Authority figures – particularly police officers – make a lot of us nervous. We may not be doing anything wrong but the moment we spot a police cruiser in our rear view mirror, it’s hard not to tense up.
I have always had a contentious relationship with authority, so it might seem surprising that I love Dragnet so much. But I think if all police officers were more like Sgt. Joe Friday (Jack Webb) and Officer Bill Gannon (Harry Morgan), only criminals would shun the police. The rest of us would want to buy them a cup of coffee and thank them for their service.
Dragnet is not a show about the cool renegade cops who “play by their own rules.” It’s not an action-packed series with tire-screeching car chases and guns blazing. It’s a meticulous, dialogue-driven series about two middle-aged LA police officers (played by actors whose faces will never grace a poster on a teenage girl’s wall) who show up for work every day and do their best to serve the city that pays their salary.
From 1967 to 1970, viewers tuned in to watch Friday and Gannon solve the most routine cases, while wearing the same drab suits in almost every episode. They ran down leads that didn’t pan out. They sat at their desks filling out reports. They made awkward small talk until the boss called them into his office.
Why was this so compelling? I think it starts with the authenticity and attention to detail that Jack Webb insisted on in his depiction of cops at work. Dragnet humanized the men who wear the badge, and made them admirable not because of super-heroic deeds, but through their decency, compassion and dedication.
This was also a series that sounded like nothing else on television. The unique staccato rhythm of the dialogue was often parodied in its day – some readers might remember a famous skit on The Tonight Show featuring Webb and Johnny Carson, and some missing copper clappers.
But it was a technique that worked, and when Friday would launch into one of his speeches about the importance of respecting the law, or the privilege of being a police officer, you feel like getting up from the couch and applauding.
One of the show’s best moments occurred in an episode called “The Big Interrogation,” when a rookie cop (played by future Adam-12 star Kent McCord) is wrongfully accused of robbing a liquor store. Friday’s moving monologue on the policeman’s life should be required viewing at every police academy graduation.

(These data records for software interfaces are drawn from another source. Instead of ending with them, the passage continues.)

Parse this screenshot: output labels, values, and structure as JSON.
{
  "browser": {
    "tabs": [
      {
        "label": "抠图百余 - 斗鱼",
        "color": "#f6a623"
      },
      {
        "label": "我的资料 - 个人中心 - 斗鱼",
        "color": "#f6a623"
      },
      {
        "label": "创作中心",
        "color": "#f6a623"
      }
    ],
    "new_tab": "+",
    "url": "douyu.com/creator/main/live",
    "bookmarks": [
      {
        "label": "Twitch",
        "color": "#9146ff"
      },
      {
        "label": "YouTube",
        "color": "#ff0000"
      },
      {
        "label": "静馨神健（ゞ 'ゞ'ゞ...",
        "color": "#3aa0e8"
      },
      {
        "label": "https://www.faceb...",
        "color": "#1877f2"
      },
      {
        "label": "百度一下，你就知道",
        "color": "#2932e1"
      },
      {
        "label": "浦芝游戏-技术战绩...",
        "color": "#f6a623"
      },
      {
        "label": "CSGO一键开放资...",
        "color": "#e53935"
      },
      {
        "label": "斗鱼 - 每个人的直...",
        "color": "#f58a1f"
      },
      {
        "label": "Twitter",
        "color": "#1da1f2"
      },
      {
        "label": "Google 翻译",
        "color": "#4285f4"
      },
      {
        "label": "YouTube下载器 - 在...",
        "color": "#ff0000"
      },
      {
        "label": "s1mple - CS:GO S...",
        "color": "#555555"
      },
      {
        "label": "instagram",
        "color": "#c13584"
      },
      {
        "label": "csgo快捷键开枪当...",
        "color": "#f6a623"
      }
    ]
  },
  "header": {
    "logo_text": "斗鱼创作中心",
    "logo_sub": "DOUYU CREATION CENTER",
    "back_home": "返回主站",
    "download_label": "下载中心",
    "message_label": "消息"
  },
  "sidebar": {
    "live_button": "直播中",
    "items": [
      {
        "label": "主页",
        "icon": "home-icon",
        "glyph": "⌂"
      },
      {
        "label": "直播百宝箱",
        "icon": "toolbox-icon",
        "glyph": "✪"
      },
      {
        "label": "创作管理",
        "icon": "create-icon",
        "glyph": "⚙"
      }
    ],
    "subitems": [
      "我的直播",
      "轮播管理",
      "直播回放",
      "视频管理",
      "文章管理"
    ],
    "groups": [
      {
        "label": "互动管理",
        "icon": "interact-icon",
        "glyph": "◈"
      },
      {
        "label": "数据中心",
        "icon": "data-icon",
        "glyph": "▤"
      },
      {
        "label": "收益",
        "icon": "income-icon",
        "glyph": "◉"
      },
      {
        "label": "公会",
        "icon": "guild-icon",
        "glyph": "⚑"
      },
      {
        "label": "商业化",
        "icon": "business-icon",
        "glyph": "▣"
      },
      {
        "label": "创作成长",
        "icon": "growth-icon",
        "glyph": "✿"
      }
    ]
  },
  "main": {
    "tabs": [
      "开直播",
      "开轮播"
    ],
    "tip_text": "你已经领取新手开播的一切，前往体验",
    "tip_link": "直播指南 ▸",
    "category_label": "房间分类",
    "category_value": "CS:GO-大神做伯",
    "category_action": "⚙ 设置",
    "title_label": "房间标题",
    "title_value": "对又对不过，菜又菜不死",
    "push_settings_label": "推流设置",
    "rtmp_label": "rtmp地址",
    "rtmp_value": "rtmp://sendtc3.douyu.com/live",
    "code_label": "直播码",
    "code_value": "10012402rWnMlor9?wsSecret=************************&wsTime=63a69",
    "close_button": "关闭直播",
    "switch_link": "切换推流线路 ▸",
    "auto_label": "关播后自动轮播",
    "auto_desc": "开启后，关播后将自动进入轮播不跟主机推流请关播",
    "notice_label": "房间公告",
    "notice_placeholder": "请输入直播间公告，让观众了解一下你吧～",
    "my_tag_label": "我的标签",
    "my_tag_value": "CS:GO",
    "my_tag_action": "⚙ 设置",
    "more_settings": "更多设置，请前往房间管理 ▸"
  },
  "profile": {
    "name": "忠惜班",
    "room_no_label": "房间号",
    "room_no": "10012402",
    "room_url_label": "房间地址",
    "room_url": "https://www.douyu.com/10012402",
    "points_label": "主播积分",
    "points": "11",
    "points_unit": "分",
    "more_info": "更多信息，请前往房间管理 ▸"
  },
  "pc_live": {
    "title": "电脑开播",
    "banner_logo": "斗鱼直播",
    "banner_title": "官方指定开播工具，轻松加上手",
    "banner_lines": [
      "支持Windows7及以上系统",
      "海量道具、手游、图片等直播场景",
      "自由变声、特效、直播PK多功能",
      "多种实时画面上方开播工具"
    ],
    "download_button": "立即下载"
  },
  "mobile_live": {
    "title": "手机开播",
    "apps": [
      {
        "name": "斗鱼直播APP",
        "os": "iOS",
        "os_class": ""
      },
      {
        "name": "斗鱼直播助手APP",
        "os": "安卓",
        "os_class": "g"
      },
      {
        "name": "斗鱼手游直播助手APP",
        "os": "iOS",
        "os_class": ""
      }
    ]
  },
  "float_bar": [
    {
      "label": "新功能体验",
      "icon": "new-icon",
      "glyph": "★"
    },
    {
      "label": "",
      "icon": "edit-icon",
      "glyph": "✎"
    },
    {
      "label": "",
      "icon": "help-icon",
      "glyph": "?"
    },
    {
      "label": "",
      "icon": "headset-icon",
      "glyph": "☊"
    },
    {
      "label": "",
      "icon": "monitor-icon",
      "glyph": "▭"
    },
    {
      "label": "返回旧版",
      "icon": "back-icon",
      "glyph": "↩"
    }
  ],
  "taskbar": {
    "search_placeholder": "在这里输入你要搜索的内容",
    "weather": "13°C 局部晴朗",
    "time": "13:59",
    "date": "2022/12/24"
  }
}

It’s no wonder that real cops felt tremendous respect for Jack Webb, and the honor he brought to their profession. The Los Angeles Police Department actually retired Friday’s badge number – 714 – to acknowledge his contribution to the law enforcement community.
Viewers, too, wished more cops were like Friday. During the show’s original run the LAPD frequently received calls asking to speak to Sgt. Friday. The response was always the same: “Sorry, it’s Joe’s day off.”